### What the exercise asks
Each entry must be given again exactly; images do not belong in the copy.

= = = =

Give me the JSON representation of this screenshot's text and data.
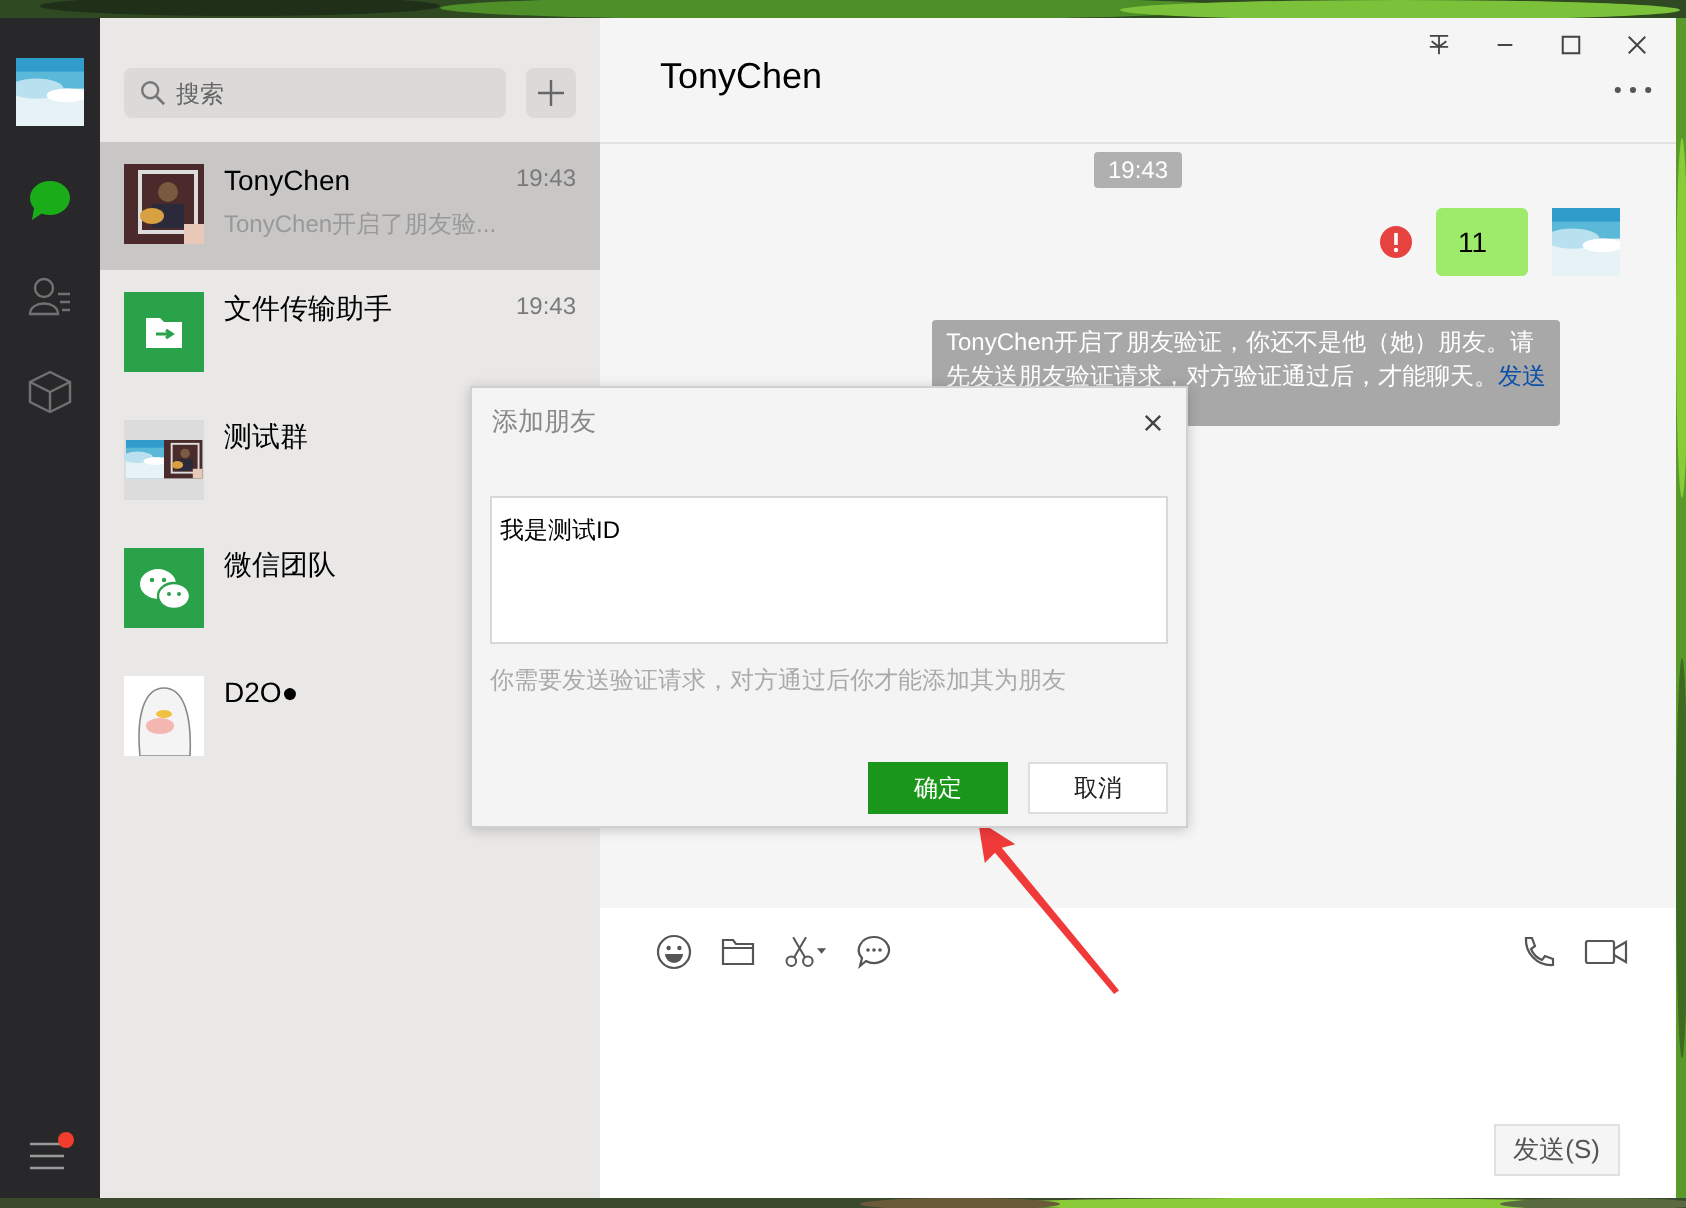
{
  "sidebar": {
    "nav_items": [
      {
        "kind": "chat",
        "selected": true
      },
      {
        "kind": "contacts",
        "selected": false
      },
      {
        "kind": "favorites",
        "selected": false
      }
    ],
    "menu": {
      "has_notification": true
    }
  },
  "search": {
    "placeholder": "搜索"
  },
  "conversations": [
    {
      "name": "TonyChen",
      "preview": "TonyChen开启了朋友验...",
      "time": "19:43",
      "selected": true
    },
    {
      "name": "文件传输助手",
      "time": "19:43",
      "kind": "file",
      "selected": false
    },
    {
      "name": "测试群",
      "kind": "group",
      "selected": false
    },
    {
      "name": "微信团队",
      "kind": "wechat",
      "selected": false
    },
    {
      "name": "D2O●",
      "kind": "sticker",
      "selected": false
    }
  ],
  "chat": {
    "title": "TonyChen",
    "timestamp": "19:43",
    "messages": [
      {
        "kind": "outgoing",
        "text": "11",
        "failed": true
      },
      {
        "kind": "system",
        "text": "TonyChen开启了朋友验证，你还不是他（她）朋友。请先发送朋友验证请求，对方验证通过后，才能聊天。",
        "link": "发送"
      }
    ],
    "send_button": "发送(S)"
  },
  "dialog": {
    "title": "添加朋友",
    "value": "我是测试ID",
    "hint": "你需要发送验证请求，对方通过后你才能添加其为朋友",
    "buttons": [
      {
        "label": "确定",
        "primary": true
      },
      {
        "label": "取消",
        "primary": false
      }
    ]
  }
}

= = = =

### Task output
Give me the JSON representation of this screenshot's text and data.
{
  "sidebar": {
    "nav_items": [
      {
        "kind": "chat",
        "selected": true
      },
      {
        "kind": "contacts",
        "selected": false
      },
      {
        "kind": "favorites",
        "selected": false
      }
    ],
    "menu": {
      "has_notification": true
    }
  },
  "search": {
    "placeholder": "搜索"
  },
  "conversations": [
    {
      "name": "TonyChen",
      "preview": "TonyChen开启了朋友验...",
      "time": "19:43",
      "selected": true
    },
    {
      "name": "文件传输助手",
      "time": "19:43",
      "kind": "file",
      "selected": false
    },
    {
      "name": "测试群",
      "kind": "group",
      "selected": false
    },
    {
      "name": "微信团队",
      "kind": "wechat",
      "selected": false
    },
    {
      "name": "D2O●",
      "kind": "sticker",
      "selected": false
    }
  ],
  "chat": {
    "title": "TonyChen",
    "timestamp": "19:43",
    "messages": [
      {
        "kind": "outgoing",
        "text": "11",
        "failed": true
      },
      {
        "kind": "system",
        "text": "TonyChen开启了朋友验证，你还不是他（她）朋友。请先发送朋友验证请求，对方验证通过后，才能聊天。",
        "link": "发送"
      }
    ],
    "send_button": "发送(S)"
  },
  "dialog": {
    "title": "添加朋友",
    "value": "我是测试ID",
    "hint": "你需要发送验证请求，对方通过后你才能添加其为朋友",
    "buttons": [
      {
        "label": "确定",
        "primary": true
      },
      {
        "label": "取消",
        "primary": false
      }
    ]
  }
}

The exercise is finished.